The Caribbean Development Bank, CDB, has again made it clear that there had been no finding by the Bank of fraud or corruption in declaring the mis-procurement in relation to the Yara-baqua River Defence Project in St. Vincent and the Grenadines.
The issue was discussed, during a meeting here this month involving President of the Caribbean Development Bank (CDB), Dr. Warren Smith, along with a team from the Bank, and Minister of Finance, Camillo Gonsalves along with other representatives of the Government of St Vincent and the Grenadines.
Dr. Smith highlighted the strong partnership with St Vincent and the Grenadines since the Bank commenced its operations almost 50 years ago. And he reiterated the Bank’s determination to continue working collaboratively with the Government to realise its desire for a better future for its people.
The President acknowledged the ongoing public discussion on the Yara-baqua River Defence Project in St Vincent and the Grenadines and the Bank’s recent decision to declare a mis-procurement on this Project.
He stressed the importance of clarity with respect to CDB’s procurement practices, particularly as recipients of CDB-financed projects are responsible for undertaking procurement in accordance with prevailing CDB procurement policies and procedures. He noted that for capital projects, recipients typically hire experienced independent consultants to prepare the technical designs and to evaluate, and advise on, the procurement and supervision of contractors.
Dr. Smith also noted that the CDB is not a party to the contracts awarded under a project, and plays a supervisory role, checking that the procurement process undertaken conforms to its guidelines. He said the Bank does not participate in the evaluation of bids or proposals. However, for major contracts, the Bank will provide a “no-objection” to key procurement documents, such as evaluation reports, before the process continues to the next stage.
Against this background, Dr. Smith observed that mis-procurement may result when a contract is not procured in full compliance with CDB’s policies and procedures. He stated that even if a contract is awarded after obtaining a “no objection” from the CDB, the Bank may still declare mis-procurement in certain limited circumstances, including where it subsequently receives key information in relation to the process.
The President confirmed that the Bank had originally granted a “no objection” to the award of a contract under the Project, based on the bid evaluation report prepared by the independent consultants.
He said mis-procurement was subsequently declared by the Bank as the procurement process was determined, on review, to be not in accordance with the Bank’s procurement guidelines. The President reiterated his previous assertion that there had been no finding by the Bank of fraud or corruption in declaring the mis-procurement.

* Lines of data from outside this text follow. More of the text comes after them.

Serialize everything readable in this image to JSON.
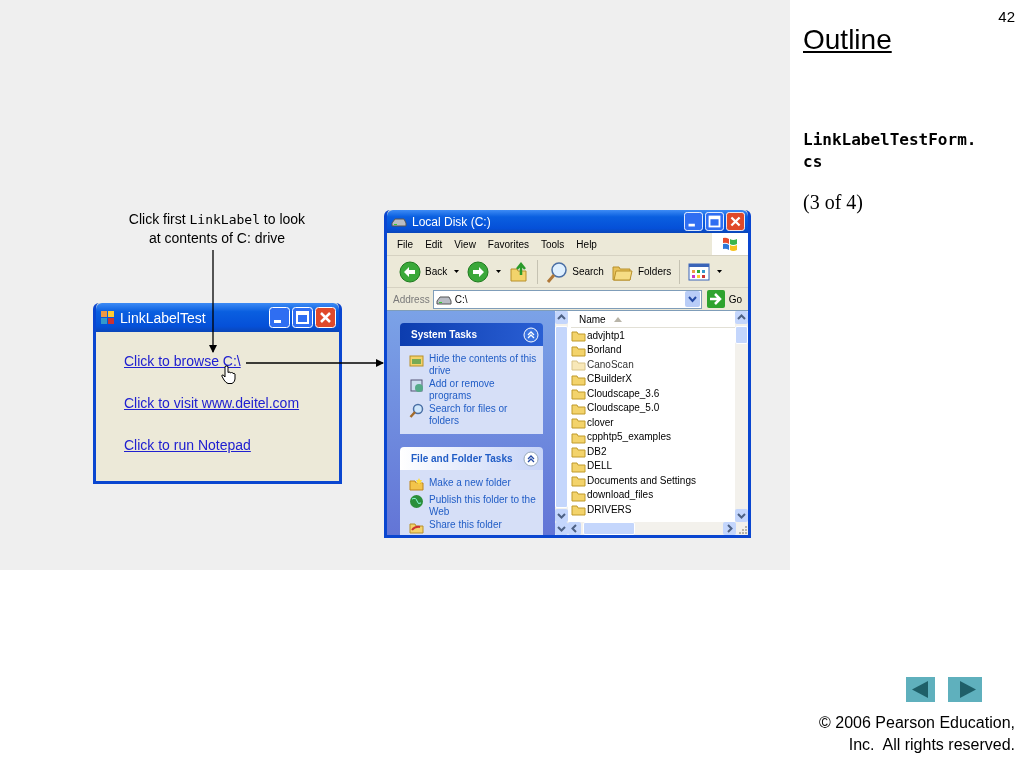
{
  "slide": {
    "page_number": "42",
    "heading": "Outline",
    "file_name": "LinkLabelTestForm.cs",
    "part": "(3 of 4)",
    "copyright": "© 2006 Pearson Education, Inc.  All rights reserved."
  },
  "callout": {
    "segments": [
      {
        "kind": "text",
        "text": "Click first "
      },
      {
        "kind": "code",
        "text": "LinkLabel"
      },
      {
        "kind": "text",
        "text": " to look at contents of C: drive"
      }
    ]
  },
  "form_window": {
    "title": "LinkLabelTest",
    "links": [
      "Click to browse C:\\",
      "Click to visit www.deitel.com",
      "Click to run Notepad"
    ]
  },
  "explorer_window": {
    "title": "Local Disk (C:)",
    "menu": [
      "File",
      "Edit",
      "View",
      "Favorites",
      "Tools",
      "Help"
    ],
    "toolbar": [
      {
        "kind": "back",
        "label": "Back"
      },
      {
        "kind": "forward"
      },
      {
        "kind": "up"
      },
      {
        "kind": "search",
        "label": "Search"
      },
      {
        "kind": "folders",
        "label": "Folders"
      },
      {
        "kind": "views"
      }
    ],
    "address": {
      "label": "Address",
      "value": "C:\\",
      "go": "Go"
    },
    "task_panels": [
      {
        "title": "System Tasks",
        "items": [
          "Hide the contents of this drive",
          "Add or remove programs",
          "Search for files or folders"
        ]
      },
      {
        "title": "File and Folder Tasks",
        "items": [
          "Make a new folder",
          "Publish this folder to the Web",
          "Share this folder"
        ]
      }
    ],
    "column_header": "Name",
    "files": [
      {
        "name": "advjhtp1",
        "dimmed": false
      },
      {
        "name": "Borland",
        "dimmed": false
      },
      {
        "name": "CanoScan",
        "dimmed": true
      },
      {
        "name": "CBuilderX",
        "dimmed": false
      },
      {
        "name": "Cloudscape_3.6",
        "dimmed": false
      },
      {
        "name": "Cloudscape_5.0",
        "dimmed": false
      },
      {
        "name": "clover",
        "dimmed": false
      },
      {
        "name": "cpphtp5_examples",
        "dimmed": false
      },
      {
        "name": "DB2",
        "dimmed": false
      },
      {
        "name": "DELL",
        "dimmed": false
      },
      {
        "name": "Documents and Settings",
        "dimmed": false
      },
      {
        "name": "download_files",
        "dimmed": false
      },
      {
        "name": "DRIVERS",
        "dimmed": false
      }
    ]
  }
}
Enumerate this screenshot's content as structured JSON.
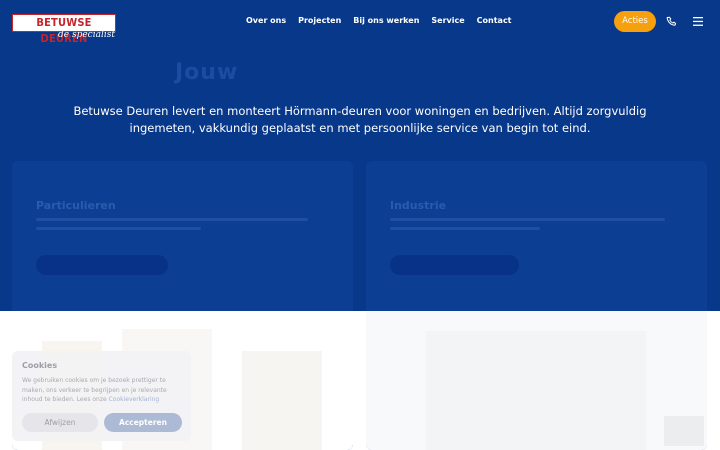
{
  "brand": {
    "name": "BETUWSE DEUREN",
    "tagline": "de specialist"
  },
  "nav": {
    "items": [
      {
        "label": "Over ons"
      },
      {
        "label": "Projecten"
      },
      {
        "label": "Bij ons werken"
      },
      {
        "label": "Service"
      },
      {
        "label": "Contact"
      }
    ],
    "cta_label": "Acties",
    "phone_icon": "phone-icon",
    "menu_icon": "hamburger-icon"
  },
  "hero": {
    "ghost_title": "Jouw",
    "intro": "Betuwse Deuren levert en monteert Hörmann-deuren voor woningen en bedrijven. Altijd zorgvuldig ingemeten, vakkundig geplaatst en met persoonlijke service van begin tot eind."
  },
  "cards": [
    {
      "title": "Particulieren"
    },
    {
      "title": "Industrie"
    }
  ],
  "cookie": {
    "title": "Cookies",
    "text": "We gebruiken cookies om je bezoek prettiger te maken, ons verkeer te begrijpen en je relevante inhoud te bieden. Lees onze",
    "link": "Cookieverklaring",
    "reject_label": "Afwijzen",
    "accept_label": "Accepteren"
  },
  "colors": {
    "hero_bg": "#08388a",
    "accent": "#f5a00c",
    "brand_red": "#c6232b"
  }
}
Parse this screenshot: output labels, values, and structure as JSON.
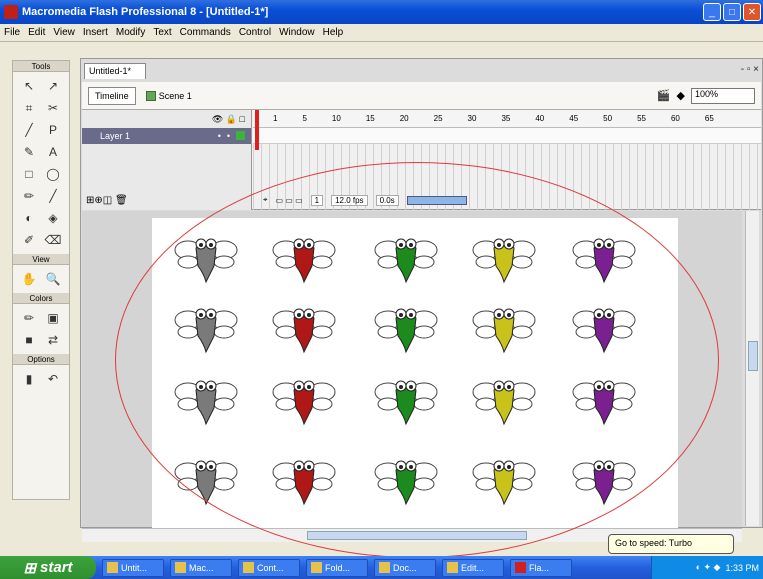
{
  "window": {
    "title": "Macromedia Flash Professional 8 - [Untitled-1*]",
    "buttons": [
      "_",
      "□",
      "✕"
    ]
  },
  "menu": [
    "File",
    "Edit",
    "View",
    "Insert",
    "Modify",
    "Text",
    "Commands",
    "Control",
    "Window",
    "Help"
  ],
  "tools": {
    "sections": [
      "Tools",
      "View",
      "Colors",
      "Options"
    ],
    "tool_glyphs": [
      "↖",
      "↗",
      "⌗",
      "✂",
      "╱",
      "P",
      "✎",
      "A",
      "□",
      "◯",
      "✏",
      "╱",
      "◐",
      "◈",
      "✐",
      "⌫"
    ],
    "view_glyphs": [
      "✋",
      "🔍"
    ],
    "color_glyphs": [
      "✏",
      "▣",
      "■",
      "⇄"
    ],
    "option_glyphs": [
      "▮",
      "↶"
    ]
  },
  "document": {
    "tab": "Untitled-1*",
    "controls": "- ▫ ×"
  },
  "editbar": {
    "scene_button": "Timeline",
    "scene": "Scene 1",
    "zoom": "100%"
  },
  "timeline": {
    "layer_name": "Layer 1",
    "frame_numbers": [
      "1",
      "5",
      "10",
      "15",
      "20",
      "25",
      "30",
      "35",
      "40",
      "45",
      "50",
      "55",
      "60",
      "65"
    ],
    "status": [
      "1",
      "12.0 fps",
      "0.0s"
    ],
    "layer_icons": "👁 🔒 □"
  },
  "bug_colors": [
    "#7a7a7a",
    "#b01818",
    "#1c8a1c",
    "#c8c21a",
    "#7a2090"
  ],
  "taskbar": {
    "start": "start",
    "items": [
      "Untit...",
      "Mac...",
      "Cont...",
      "Fold...",
      "Doc...",
      "Edit...",
      "Fla..."
    ],
    "tray": "1:33 PM",
    "tooltip": "Go to speed: Turbo"
  },
  "annotation_color": "#e03a3a"
}
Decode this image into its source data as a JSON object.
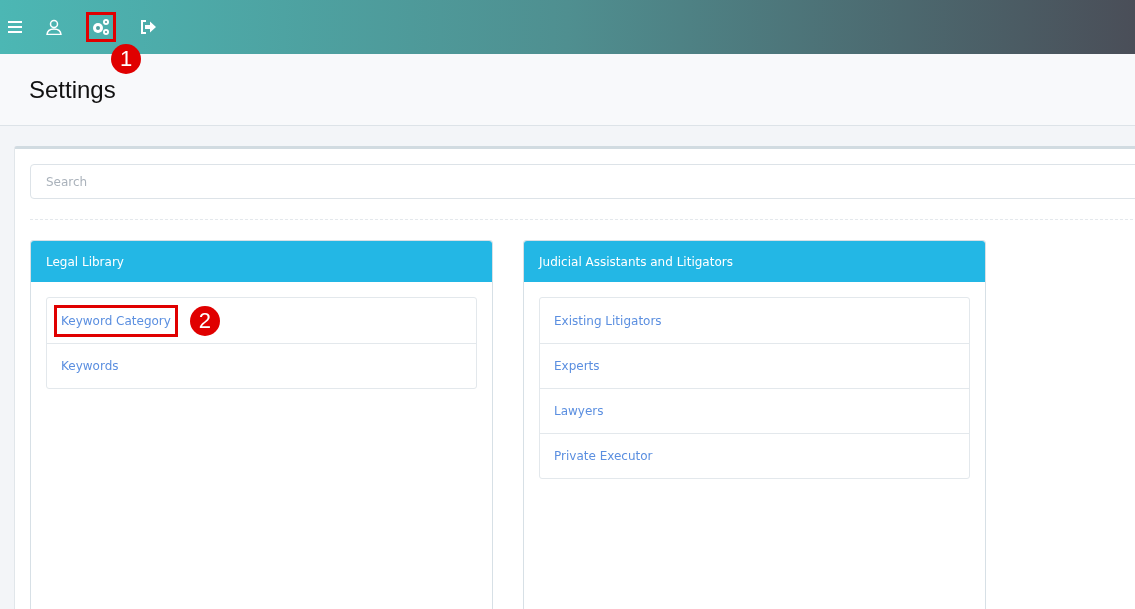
{
  "toolbar": [
    {
      "kind": "menu",
      "highlighted": false
    },
    {
      "kind": "user",
      "highlighted": false
    },
    {
      "kind": "settings",
      "highlighted": true,
      "callout": "1"
    },
    {
      "kind": "logout",
      "highlighted": false
    }
  ],
  "page": {
    "title": "Settings"
  },
  "search": {
    "placeholder": "Search"
  },
  "panels": [
    {
      "title": "Legal Library",
      "items": [
        {
          "label": "Keyword Category",
          "highlighted": true,
          "callout": "2"
        },
        {
          "label": "Keywords",
          "highlighted": false
        }
      ]
    },
    {
      "title": "Judicial Assistants and Litigators",
      "items": [
        {
          "label": "Existing Litigators",
          "highlighted": false
        },
        {
          "label": "Experts",
          "highlighted": false
        },
        {
          "label": "Lawyers",
          "highlighted": false
        },
        {
          "label": "Private Executor",
          "highlighted": false
        }
      ]
    }
  ]
}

The CDB President drew attention to St. Vincent and the Grenadines’ new Public Procurement Act, which was passed in December 2018 as part of an ongoing procurement reform programme for member countries of the Organisation of Eastern Caribbean. He noted that with the passage of this Act, St Vincent and the Grenadines has one of the most robust legislative frameworks in the Caribbean.